WOW | What You Think


Compiled by: Anushka Shrestha
wow photo file © Ram Tandukar/Gokul Shrees/Sabina Mainali

Gunjan Khanal
Freelance Researcher

Although we have reserved seats for women and senior citizens in public vehicles people are still obligated to travel in overcrowded buses and public areas in peak traffic hours. I have witnessed both men and women getting uncomfortable in overcrowded public vehicles. Hence, I assume that both men and women are equally vulnerable to molestation.

I suppose young boys and men are molested every day but people are not aware about it. The key reason for male molestation is the reluctance to raise their voice. Unfortunately, we still have a patriarchal mindset “chora manchey ho ni”. We still don’t consider male molestation as a social problem even though we know about it. If we look at the statistics, 87% sexual assaults including molestation are done by victim’s relatives and rest 13% by strangers. These stats suggest that the cause of male molestation and other sexual assaults exists inside our families and closed ones. Most of them are hidden due to financial obligations and the fear of losing relation with their closed related ones.

If molestation is considered as a crime by law, then justice needs to be served to both men and women. I think raising voices is one of the best ways to raise consciousness and awareness among people. In addition, these voices need to be heard and necessary actions may be taken to control them. The more these issues are oppressed, the more it encourages people to attempt it. So, the foundation to actions and implementation against molestation starts from raising voices and speaking out loud about it. The Crime and Punishment Act, 2027 (1970) amended on 2066/ 10 /07, Article 2 (g) considers insulting women in public place by molestation as a public crime.

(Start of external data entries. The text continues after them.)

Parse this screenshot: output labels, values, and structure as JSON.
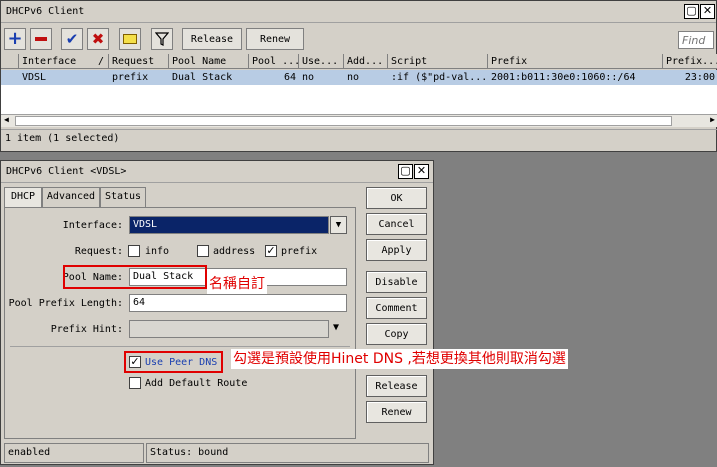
{
  "main_window": {
    "title": "DHCPv6 Client",
    "toolbar": {
      "release_label": "Release",
      "renew_label": "Renew",
      "find_placeholder": "Find"
    },
    "columns": [
      "Interface",
      "Request",
      "Pool Name",
      "Pool ...",
      "Use...",
      "Add...",
      "Script",
      "Prefix",
      "Prefix..."
    ],
    "row": {
      "interface": "VDSL",
      "request": "prefix",
      "pool_name": "Dual Stack",
      "pool_len": "64",
      "use_peer": "no",
      "add_route": "no",
      "script": ":if ($\"pd-val...",
      "prefix": "2001:b011:30e0:1060::/64",
      "prefix_exp": "23:00"
    },
    "status": "1 item (1 selected)"
  },
  "dialog": {
    "title": "DHCPv6 Client <VDSL>",
    "tabs": [
      "DHCP",
      "Advanced",
      "Status"
    ],
    "interface_label": "Interface:",
    "interface_value": "VDSL",
    "request_label": "Request:",
    "request_options": {
      "info": "info",
      "address": "address",
      "prefix": "prefix"
    },
    "pool_name_label": "Pool Name:",
    "pool_name_value": "Dual Stack",
    "pool_prefix_length_label": "Pool Prefix Length:",
    "pool_prefix_length_value": "64",
    "prefix_hint_label": "Prefix Hint:",
    "use_peer_dns_label": "Use Peer DNS",
    "add_default_route_label": "Add Default Route",
    "buttons": {
      "ok": "OK",
      "cancel": "Cancel",
      "apply": "Apply",
      "disable": "Disable",
      "comment": "Comment",
      "copy": "Copy",
      "release": "Release",
      "renew": "Renew"
    },
    "status_left": "enabled",
    "status_right": "Status: bound"
  },
  "annotations": {
    "pool_name_note": "名稱自訂",
    "dns_note": "勾選是預設使用Hinet DNS ,若想更換其他則取消勾選"
  },
  "colors": {
    "selection": "#b8cce4",
    "annotation": "#e00000",
    "interface_field": "#0a2468"
  }
}
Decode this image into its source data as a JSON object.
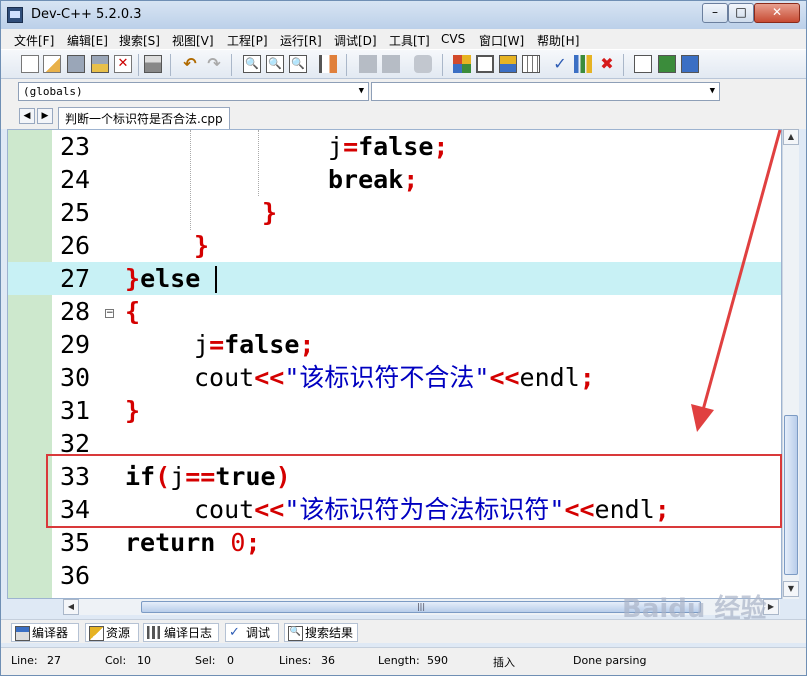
{
  "window": {
    "title": "Dev-C++ 5.2.0.3"
  },
  "menu": [
    "文件[F]",
    "编辑[E]",
    "搜索[S]",
    "视图[V]",
    "工程[P]",
    "运行[R]",
    "调试[D]",
    "工具[T]",
    "CVS",
    "窗口[W]",
    "帮助[H]"
  ],
  "toolbar_icons": [
    "new-file-icon",
    "open-icon",
    "save-icon",
    "save-all-icon",
    "close-file-icon",
    "print-icon",
    "undo-icon",
    "redo-icon",
    "find-icon",
    "replace-icon",
    "find-next-icon",
    "goto-line-icon",
    "back-icon",
    "forward-icon",
    "bookmark-icon",
    "compile-icon",
    "run-icon",
    "compile-run-icon",
    "rebuild-icon",
    "check-syntax-icon",
    "chart-icon",
    "stop-icon",
    "new-project-icon",
    "add-file-icon",
    "remove-file-icon"
  ],
  "combos": {
    "scope": "(globals)",
    "member": ""
  },
  "tab": {
    "label": "判断一个标识符是否合法.cpp"
  },
  "code_lines": [
    {
      "n": "23"
    },
    {
      "n": "24"
    },
    {
      "n": "25"
    },
    {
      "n": "26"
    },
    {
      "n": "27"
    },
    {
      "n": "28"
    },
    {
      "n": "29"
    },
    {
      "n": "30"
    },
    {
      "n": "31"
    },
    {
      "n": "32"
    },
    {
      "n": "33"
    },
    {
      "n": "34"
    },
    {
      "n": "35"
    },
    {
      "n": "36"
    }
  ],
  "code_text": {
    "l23_var": "j",
    "l23_eq": "=",
    "l23_val": "false",
    "l23_semi": ";",
    "l24_kw": "break",
    "l24_semi": ";",
    "l25_brace": "}",
    "l26_brace": "}",
    "l27_brace": "}",
    "l27_kw": "else",
    "l28_brace": "{",
    "l29_var": "j",
    "l29_eq": "=",
    "l29_val": "false",
    "l29_semi": ";",
    "l30_fn": "cout",
    "l30_op": "<<",
    "l30_str": "\"该标识符不合法\"",
    "l30_op2": "<<",
    "l30_end": "endl",
    "l30_semi": ";",
    "l31_brace": "}",
    "l33_kw": "if",
    "l33_p1": "(",
    "l33_var": "j",
    "l33_eq": "==",
    "l33_val": "true",
    "l33_p2": ")",
    "l34_fn": "cout",
    "l34_op": "<<",
    "l34_str": "\"该标识符为合法标识符\"",
    "l34_op2": "<<",
    "l34_end": "endl",
    "l34_semi": ";",
    "l35_kw": "return",
    "l35_num": "0",
    "l35_semi": ";"
  },
  "bottom_tabs": [
    "编译器",
    "资源",
    "编译日志",
    "调试",
    "搜索结果"
  ],
  "status": {
    "line_label": "Line:",
    "line": "27",
    "col_label": "Col:",
    "col": "10",
    "sel_label": "Sel:",
    "sel": "0",
    "lines_label": "Lines:",
    "lines": "36",
    "length_label": "Length:",
    "length": "590",
    "mode": "插入",
    "state": "Done parsing"
  },
  "watermark": "Baidu 经验",
  "colors": {
    "annotation": "#d9393a",
    "current_line": "#c8f1f5",
    "gutter": "#cde8cd"
  }
}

However, the Act says nothing about insulting men and male molestation. It is evident that we need an inclusive law for criminalising male molestation and discouraging such acts.